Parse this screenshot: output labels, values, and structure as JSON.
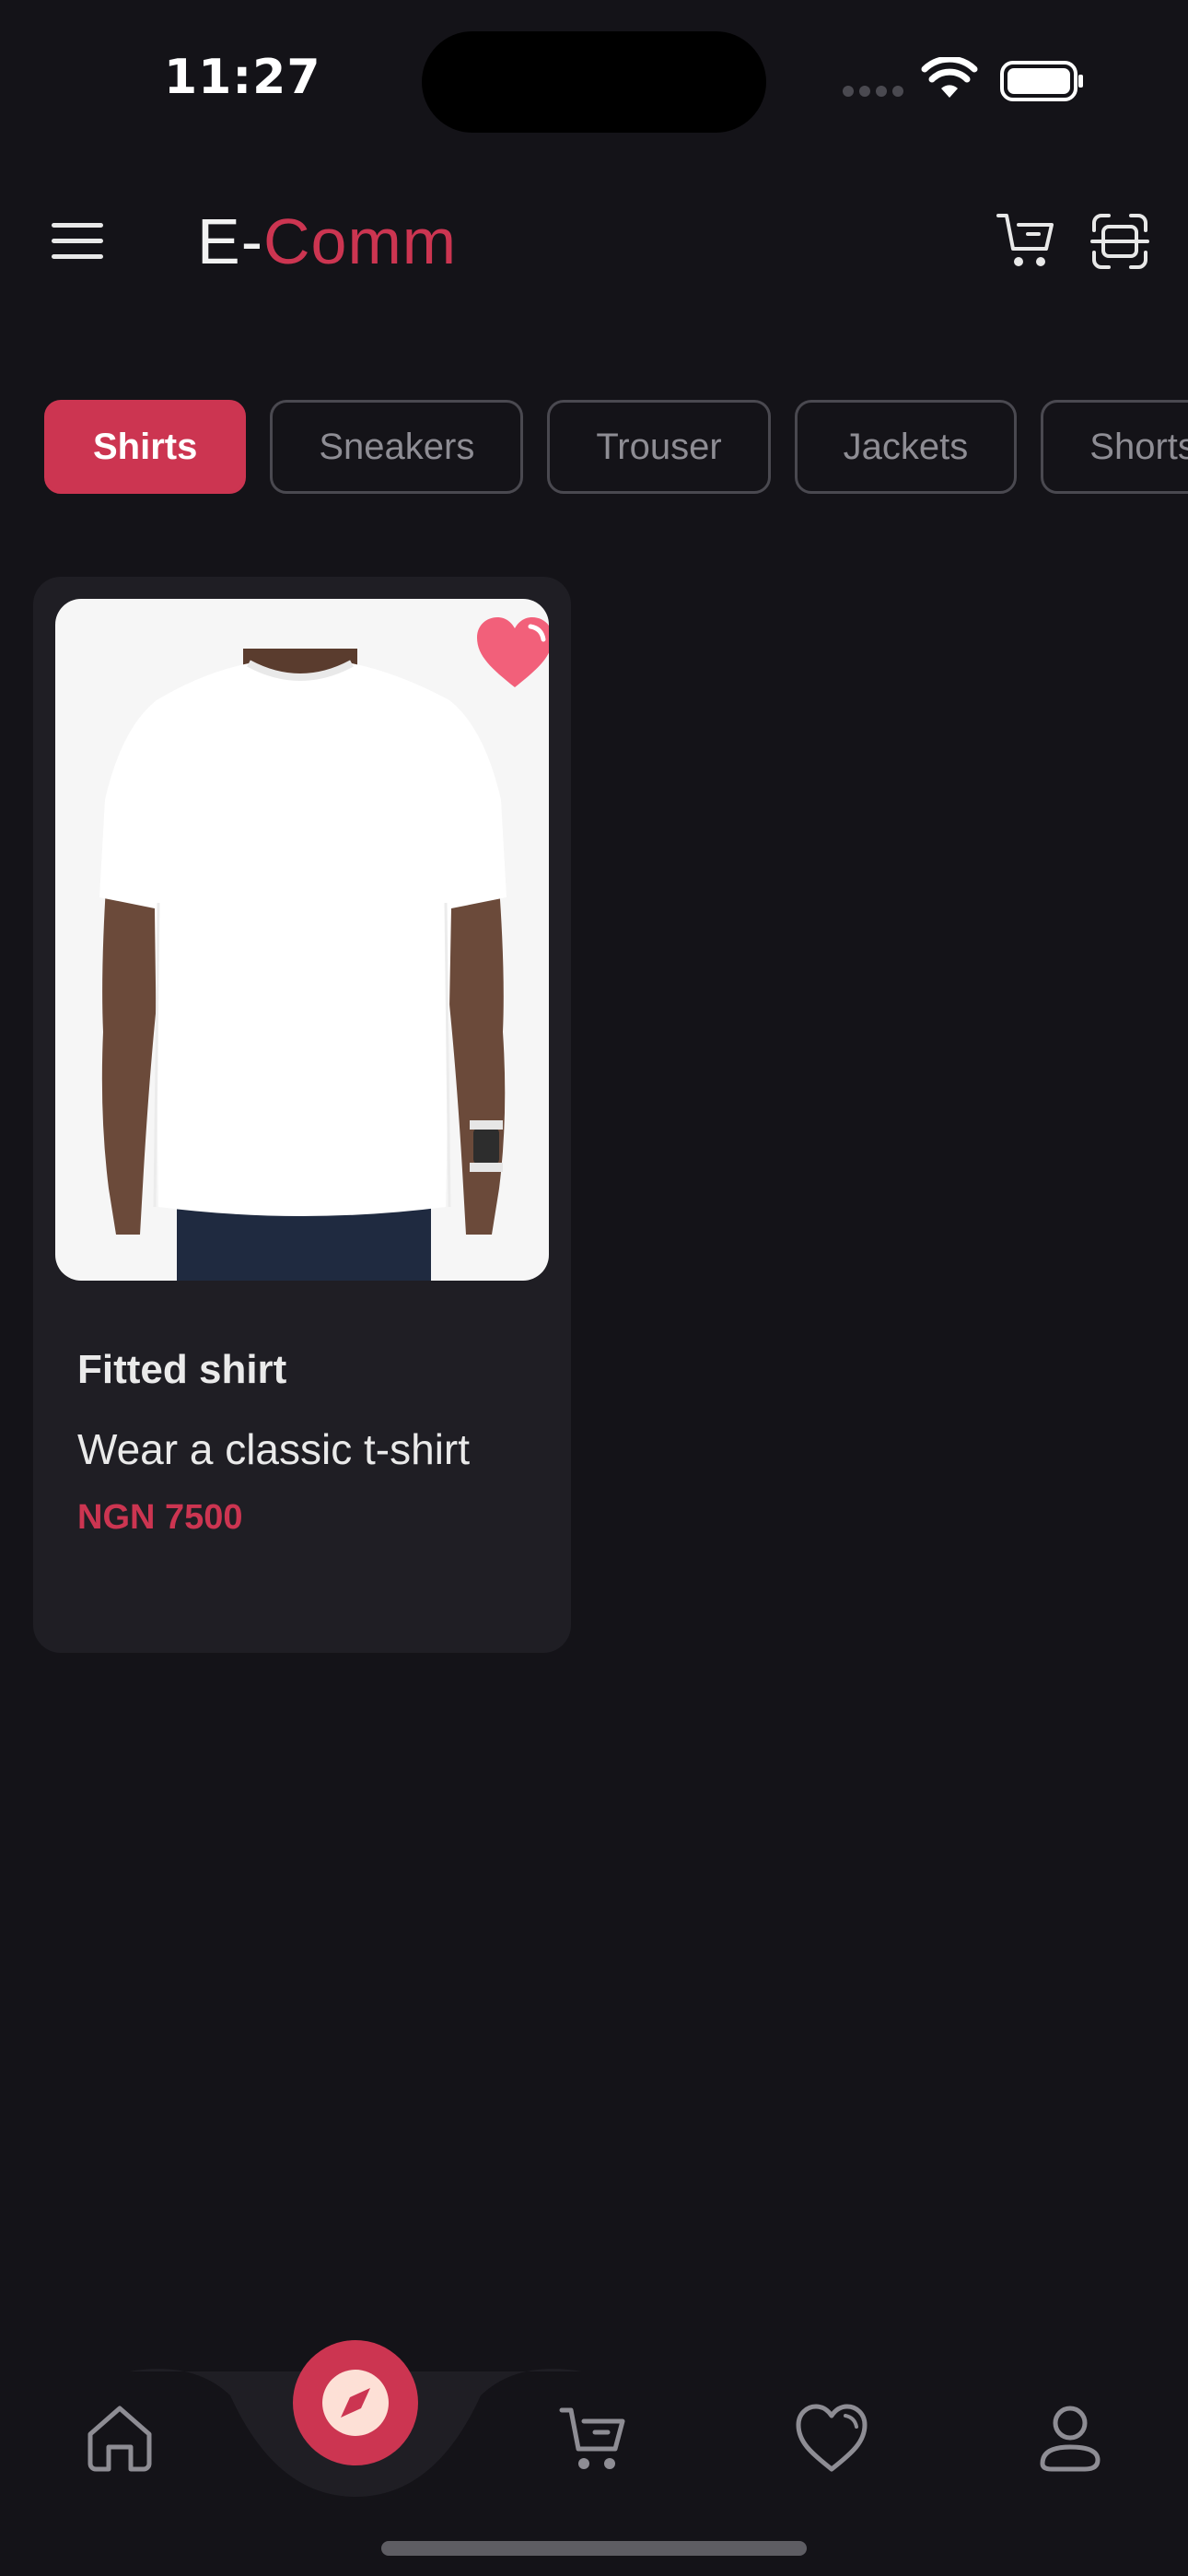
{
  "status": {
    "time": "11:27"
  },
  "header": {
    "logo_prefix": "E-",
    "logo_suffix": "Comm"
  },
  "categories": [
    {
      "label": "Shirts",
      "active": true
    },
    {
      "label": "Sneakers",
      "active": false
    },
    {
      "label": "Trouser",
      "active": false
    },
    {
      "label": "Jackets",
      "active": false
    },
    {
      "label": "Shorts",
      "active": false
    }
  ],
  "products": [
    {
      "name": "Fitted shirt",
      "description": "Wear a classic t-shirt",
      "price": "NGN 7500",
      "favorite": true
    }
  ],
  "bottom_nav": {
    "items": [
      "home-icon",
      "compass-icon",
      "cart-icon",
      "heart-icon",
      "user-icon"
    ],
    "active": "compass-icon"
  },
  "colors": {
    "background": "#141318",
    "card": "#1f1e24",
    "accent": "#cc3551",
    "favorite": "#f2607a"
  }
}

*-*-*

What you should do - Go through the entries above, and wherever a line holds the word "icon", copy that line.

Response box -
      "home-icon",
      "compass-icon",
      "cart-icon",
      "heart-icon",
      "user-icon"
    "active": "compass-icon"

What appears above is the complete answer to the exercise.